The largest ETF in the market, at a market-cap of about $41 billion, the SPDR (SPY) is the most well known fund that tracks the S&P 500, but there are many others like it. In addition to tracking the famous benchmark, these ETFs also include special characteristics which enable them to sometimes outperform the benchmark.
The first on the list is the ProShares Credit Suisse 130/30 (CSM), which tracks a benchmark that established either long or short positions in S&P 500 equities by applying rules-based rankings and weighting methodology. The fund establishes a 100% long position in the S&P 500, then sells 30% of the value of the portfolio in holdings that are expected to decline in value and then uses the proceeds from its sales to establish long positions in holdings that are expected to outperform. Since its inception, it has outperformed the S&P 500.
Next on the list is the RevenueShares Large Cap Fund (RWL) which maintains similar holdings to the S&P 500 but utilizes a top-line revenue approach, as opposed to a market-cap approach, to determine the weightings given to each holding. This strategy often results in the ETF investing heavily in companies with a low price-to-revenue ratio which can result in a significantly different composition.
The Rydex S&P Equal Weight ETF (RSP) maintains nearly identical holdings to the S&P 500, but gives an equal weighting to each individual stock, 0.20% to each of the 500 stocks. Utilizing this strategy makes it less likely to overweight overvalued stocks and underweight undervalued stocks. RSP top 10 holdings account for a mere 2.5% of its asset base as compared to nearly 20% for SPY ‘s ten largest holdings.
Lastly, there is the WisdomTree Earnings 500 Fund (EPS), which is based on a benchmark that measures the performance of the earnings-generating companies within the large-cap segment of the U.S. stock market. One eligibility requirement to be included in the ETF is that a company must be incorporated in the U.S. and have posted positive earnings in each of its previous four fiscal quarters. Naturally, larger weightings are given to companies with higher earnings and companies that are included in the S&P 500 with negative earnings are not even considered.

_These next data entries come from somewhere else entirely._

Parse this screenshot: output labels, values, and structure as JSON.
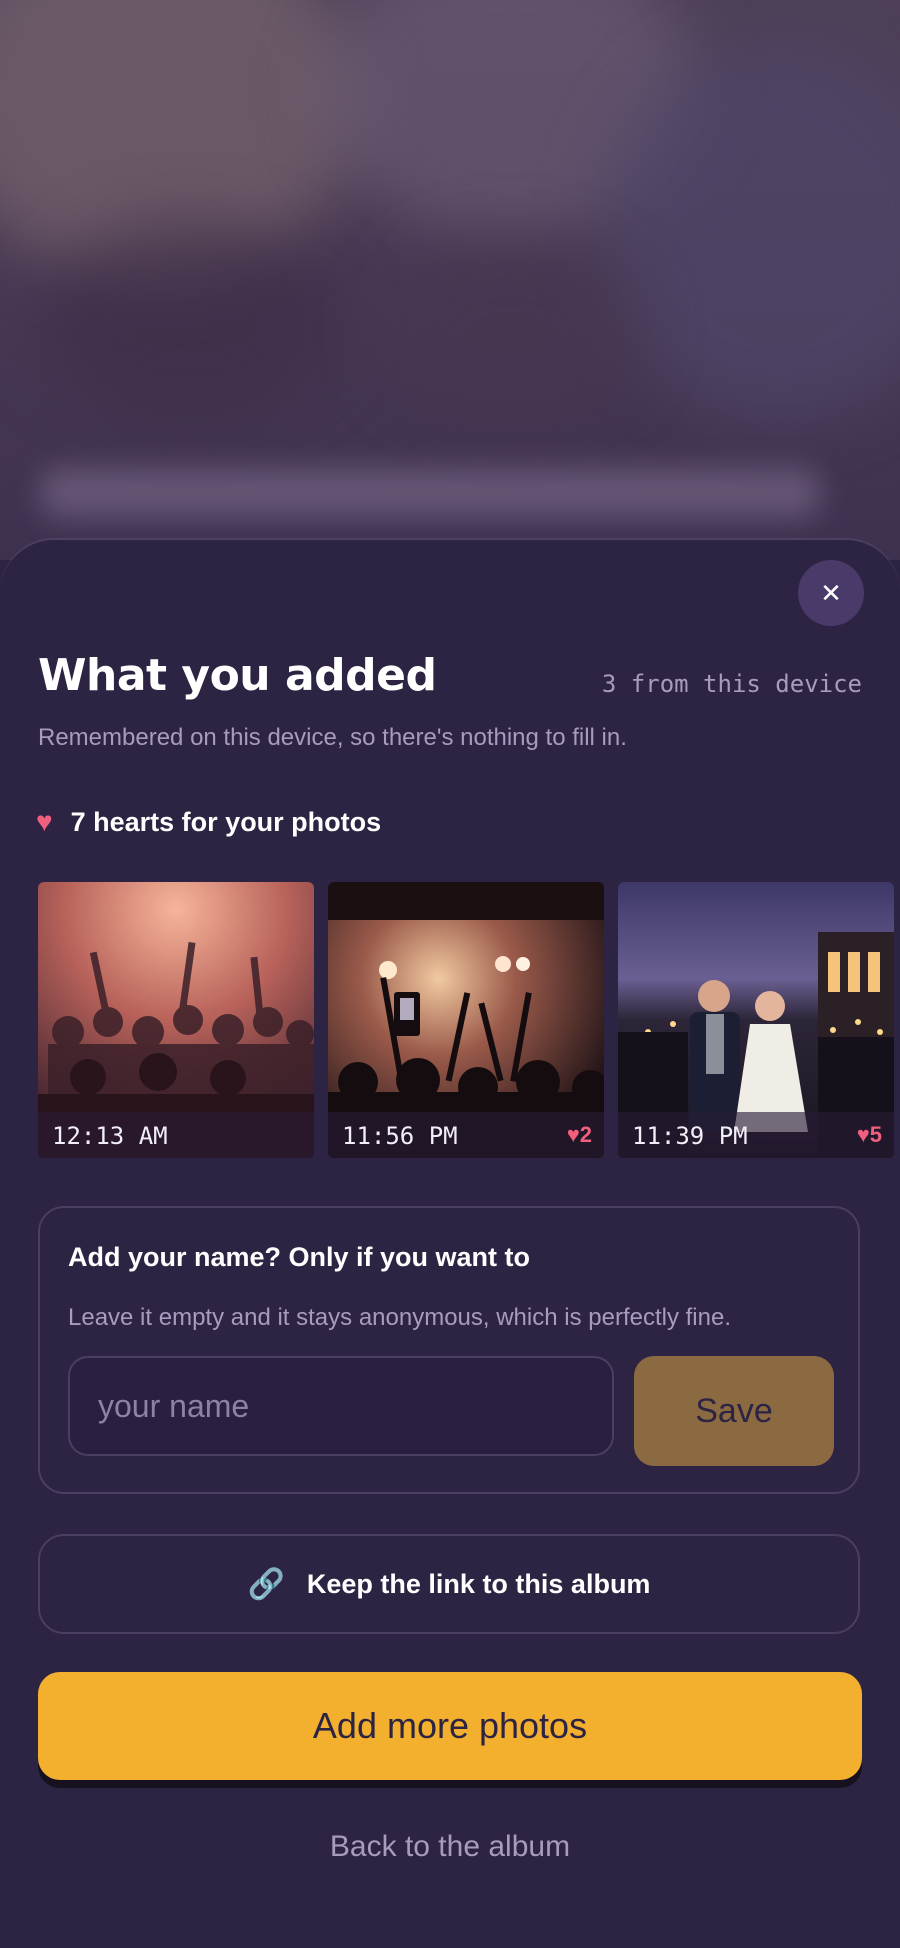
{
  "sheet": {
    "close_icon_glyph": "✕",
    "title": "What you added",
    "device_count": "3 from this device",
    "subtitle": "Remembered on this device, so there's nothing to fill in.",
    "hearts_summary": "7 hearts for your photos",
    "heart_glyph": "♥"
  },
  "photos": [
    {
      "time": "12:13 AM",
      "likes": "",
      "scene": "party crowd"
    },
    {
      "time": "11:56 PM",
      "likes": "♥2",
      "scene": "concert stage"
    },
    {
      "time": "11:39 PM",
      "likes": "♥5",
      "scene": "wedding couple"
    }
  ],
  "name_form": {
    "heading": "Add your name? Only if you want to",
    "description": "Leave it empty and it stays anonymous, which is perfectly fine.",
    "placeholder": "your name",
    "value": "",
    "save_label": "Save"
  },
  "link_action": {
    "icon": "link-icon",
    "icon_glyph": "🔗",
    "label": "Keep the link to this album"
  },
  "primary_action": {
    "label": "Add more photos"
  },
  "secondary_action": {
    "label": "Back to the album"
  },
  "colors": {
    "background": "#2d2342",
    "accent": "#f3b02f",
    "save_button": "#8b6a42",
    "heart": "#f05f7e",
    "muted_text": "#a89bbd"
  }
}
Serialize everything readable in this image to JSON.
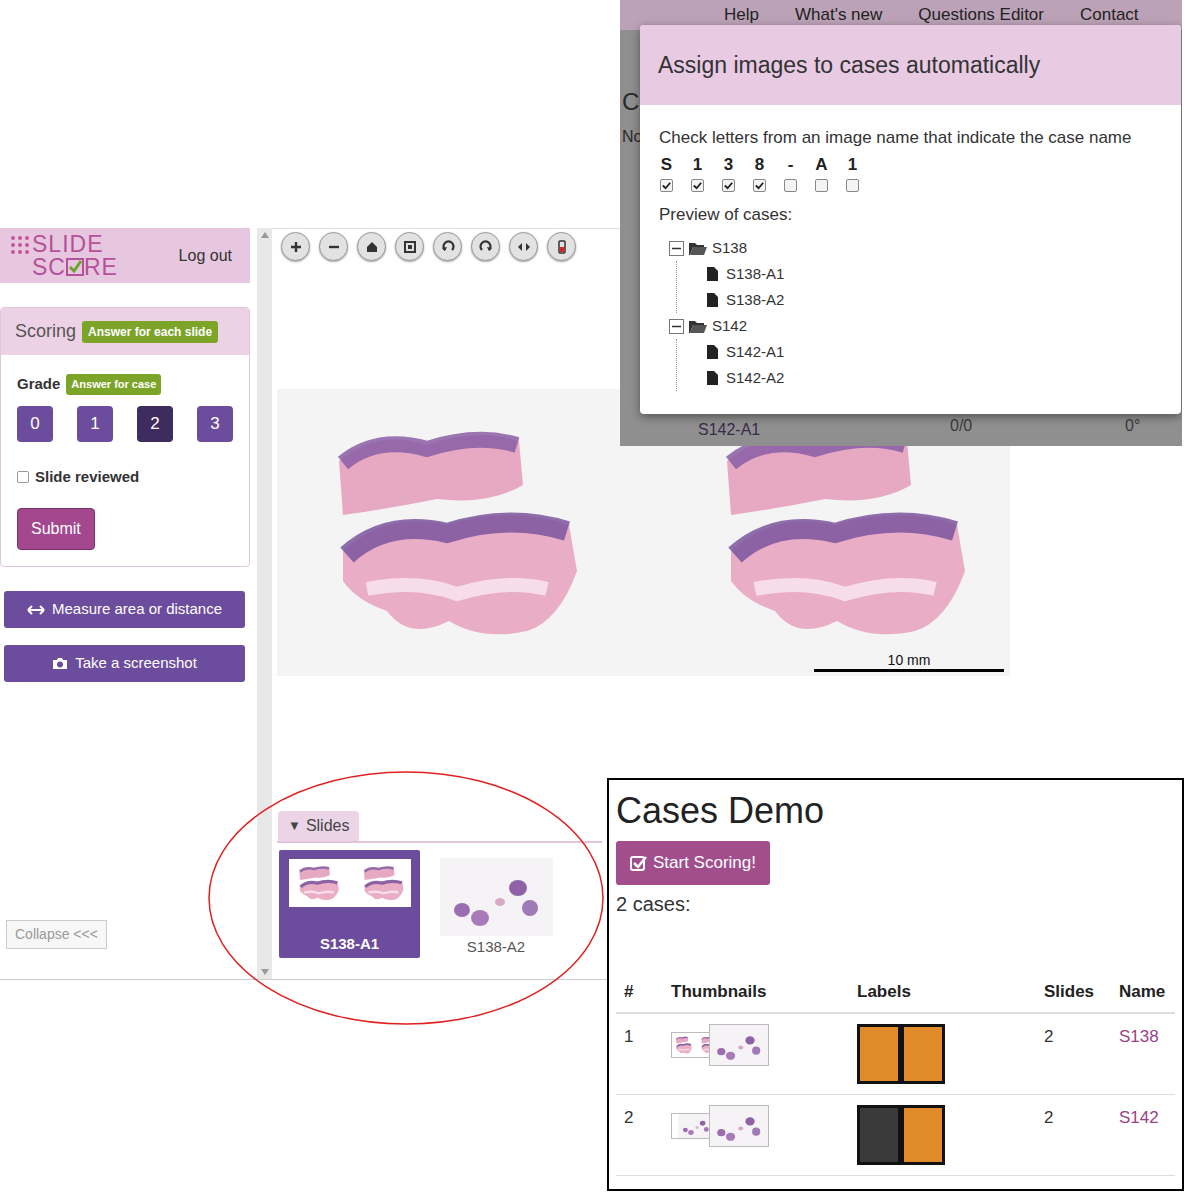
{
  "viewer": {
    "logo": [
      "SLIDE",
      "SC",
      "RE"
    ],
    "logout": "Log out",
    "scoring": {
      "title": "Scoring",
      "badge": "Answer for each slide"
    },
    "grade": {
      "label": "Grade",
      "badge": "Answer for case",
      "options": [
        {
          "label": "0",
          "selected": false
        },
        {
          "label": "1",
          "selected": false
        },
        {
          "label": "2",
          "selected": true
        },
        {
          "label": "3",
          "selected": false
        }
      ]
    },
    "reviewed": {
      "label": "Slide reviewed",
      "checked": false
    },
    "submit": "Submit",
    "tools": [
      "Measure area or distance",
      "Take a screenshot"
    ],
    "collapse": "Collapse <<<",
    "scale": "10 mm",
    "slides_tab": {
      "arrow": "▼",
      "label": "Slides"
    },
    "slides": [
      {
        "name": "S138-A1",
        "selected": true
      },
      {
        "name": "S138-A2",
        "selected": false
      }
    ]
  },
  "dialog": {
    "nav": [
      "Help",
      "What's new",
      "Questions Editor",
      "Contact"
    ],
    "behind": {
      "heading": "C",
      "note": "No",
      "row": [
        "S142-A1",
        "0/0",
        "0°"
      ]
    },
    "title": "Assign images to cases automatically",
    "instruction": "Check letters from an image name that indicate the case name",
    "letters": [
      {
        "char": "S",
        "checked": true
      },
      {
        "char": "1",
        "checked": true
      },
      {
        "char": "3",
        "checked": true
      },
      {
        "char": "8",
        "checked": true
      },
      {
        "char": "-",
        "checked": false
      },
      {
        "char": "A",
        "checked": false
      },
      {
        "char": "1",
        "checked": false
      }
    ],
    "preview_label": "Preview of cases:",
    "tree": [
      {
        "name": "S138",
        "expanded": true,
        "children": [
          "S138-A1",
          "S138-A2"
        ]
      },
      {
        "name": "S142",
        "expanded": true,
        "children": [
          "S142-A1",
          "S142-A2"
        ]
      }
    ]
  },
  "cases": {
    "title": "Cases Demo",
    "start": "Start Scoring!",
    "count": "2 cases:",
    "columns": [
      "#",
      "Thumbnails",
      "Labels",
      "Slides",
      "Name"
    ],
    "rows": [
      {
        "index": "1",
        "slides": "2",
        "name": "S138"
      },
      {
        "index": "2",
        "slides": "2",
        "name": "S142"
      }
    ]
  }
}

These deviations and strategies taken by the aforementioned ETFs seem to be innovative and unique and some have resulted in an outperformance when measured up against the S&P 500.